Records contained in a dataset:
****

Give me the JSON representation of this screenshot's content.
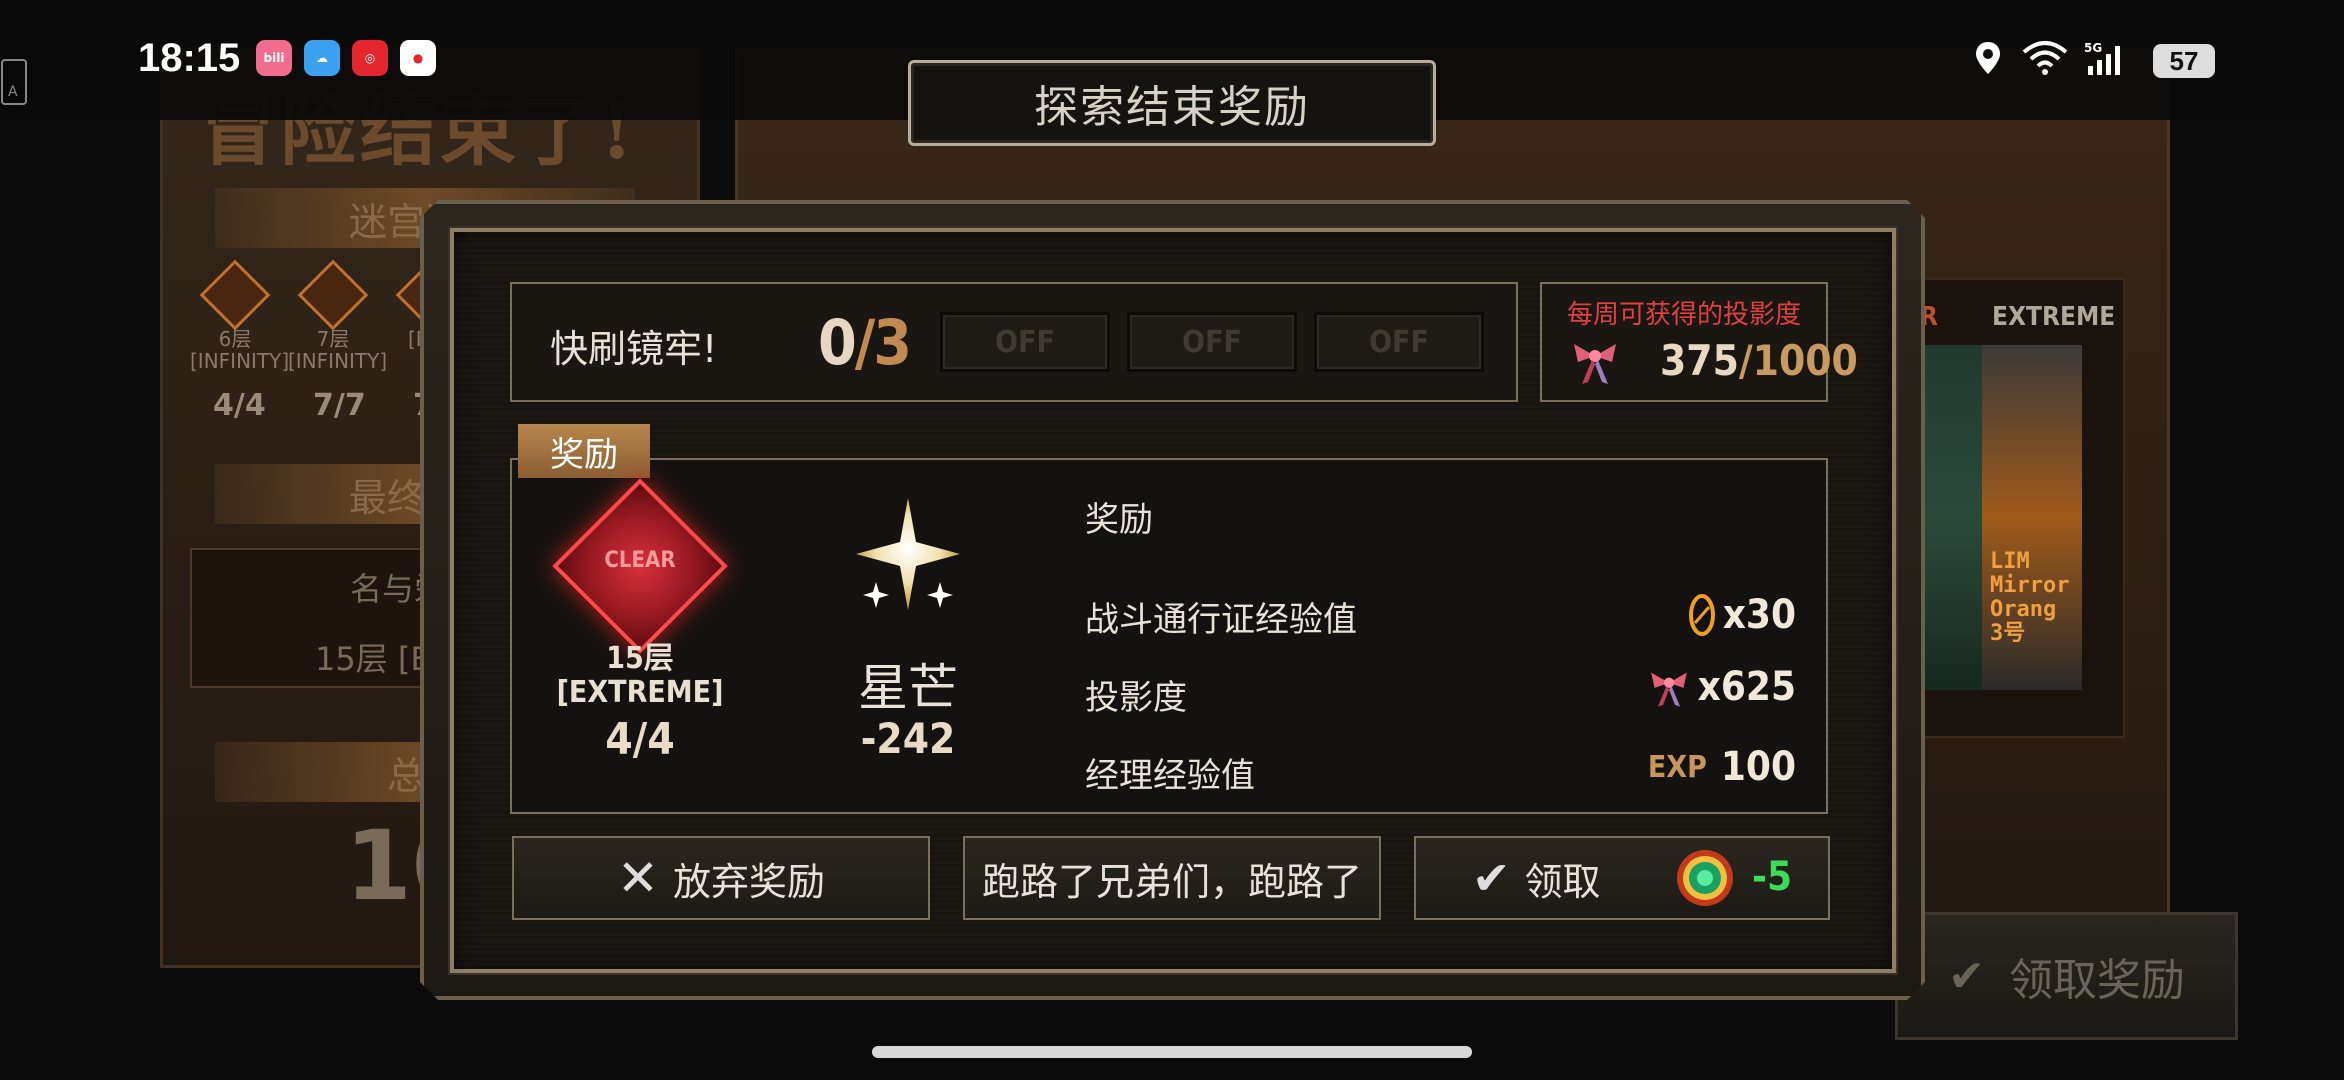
{
  "statusbar": {
    "time": "18:15",
    "battery": "57",
    "network": "5G",
    "icons": [
      "location-icon",
      "wifi-icon",
      "signal-icon"
    ],
    "apps": [
      {
        "name": "bilibili",
        "color": "#f16d8f"
      },
      {
        "name": "weather",
        "color": "#3ba1f0"
      },
      {
        "name": "netease-music",
        "color": "#e6262e"
      },
      {
        "name": "xiaohongshu-maps",
        "color": "#ffffff"
      }
    ]
  },
  "background": {
    "title": "冒险结束了!",
    "banner1": "迷宫进度",
    "banner2": "最终探索",
    "banner3": "总进",
    "floors": [
      {
        "label": "6层",
        "sub": "[INFINITY]",
        "frac": "4/4"
      },
      {
        "label": "7层",
        "sub": "[INFINITY]",
        "frac": "7/7"
      },
      {
        "label": "",
        "sub": "[INFI",
        "frac": "7/"
      }
    ],
    "row1": "名与栄",
    "row2": "15层 [EXT",
    "big_number": "100",
    "card_label_left": "OR",
    "card_label_right": "EXTREME",
    "card_text": [
      "LIM",
      "Mirror",
      "Orang",
      "3号"
    ],
    "claim_all": "领取奖励"
  },
  "title_bar": "探索结束奖励",
  "quick": {
    "label": "快刷镜牢!",
    "count": "0",
    "max": "3",
    "buttons": [
      "OFF",
      "OFF",
      "OFF"
    ]
  },
  "weekly": {
    "label": "每周可获得的投影度",
    "current": "375",
    "limit": "/1000"
  },
  "reward_tab": "奖励",
  "clear": {
    "badge": "CLEAR",
    "floor": "15层",
    "mode": "[EXTREME]",
    "progress": "4/4"
  },
  "star": {
    "name": "星芒",
    "value": "-242"
  },
  "rewards": {
    "heading": "奖励",
    "items": [
      {
        "label": "战斗通行证经验值",
        "prefix": "",
        "value": "x30",
        "icon": "battle-pass-token-icon"
      },
      {
        "label": "投影度",
        "prefix": "",
        "value": "x625",
        "icon": "ribbon-icon"
      },
      {
        "label": "经理经验值",
        "prefix": "EXP",
        "value": "100",
        "icon": ""
      }
    ]
  },
  "buttons": {
    "abandon": "放弃奖励",
    "run": "跑路了兄弟们，跑路了",
    "claim": "领取",
    "claim_cost": "-5"
  }
}
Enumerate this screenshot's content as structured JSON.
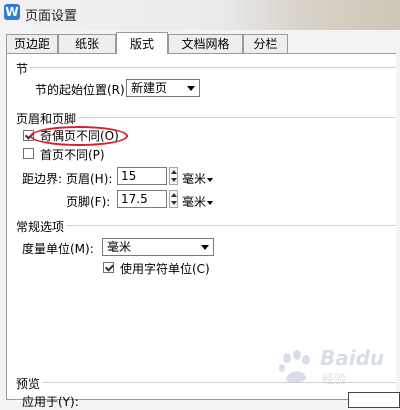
{
  "window": {
    "title": "页面设置",
    "app_icon_letter": "W"
  },
  "tabs": [
    {
      "label": "页边距",
      "active": false
    },
    {
      "label": "纸张",
      "active": false
    },
    {
      "label": "版式",
      "active": true
    },
    {
      "label": "文档网格",
      "active": false
    },
    {
      "label": "分栏",
      "active": false
    }
  ],
  "section": {
    "title": "节",
    "start_label": "节的起始位置(R):",
    "start_value": "新建页"
  },
  "header_footer": {
    "title": "页眉和页脚",
    "odd_even_label": "奇偶页不同(O)",
    "odd_even_checked": true,
    "first_page_label": "首页不同(P)",
    "first_page_checked": false,
    "margin_label": "距边界:",
    "header_label": "页眉(H):",
    "header_value": "15",
    "header_unit": "毫米",
    "footer_label": "页脚(F):",
    "footer_value": "17.5",
    "footer_unit": "毫米"
  },
  "general": {
    "title": "常规选项",
    "measure_label": "度量单位(M):",
    "measure_value": "毫米",
    "char_unit_label": "使用字符单位(C)",
    "char_unit_checked": true
  },
  "preview": {
    "title": "预览",
    "apply_label": "应用于(Y):"
  },
  "watermark": {
    "brand": "Baidu",
    "sub": "经验"
  },
  "colors": {
    "annotation": "#d8202a",
    "app_icon": "#2f7bd8"
  }
}
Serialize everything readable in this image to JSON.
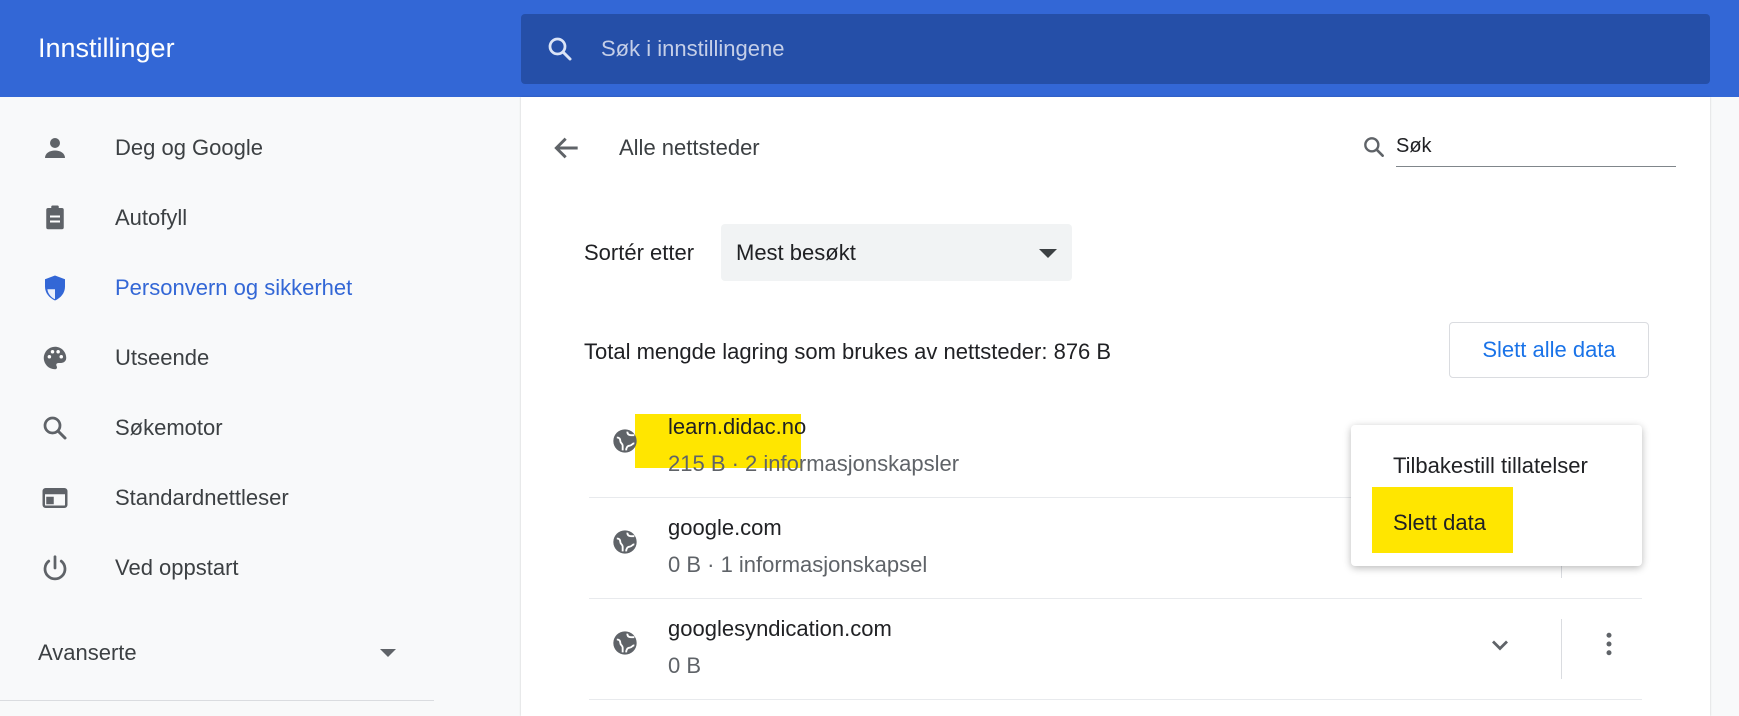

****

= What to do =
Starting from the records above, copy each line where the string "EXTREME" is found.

= Finished task =
    "card_label_right": "EXTREME",
    "mode": "[EXTREME]",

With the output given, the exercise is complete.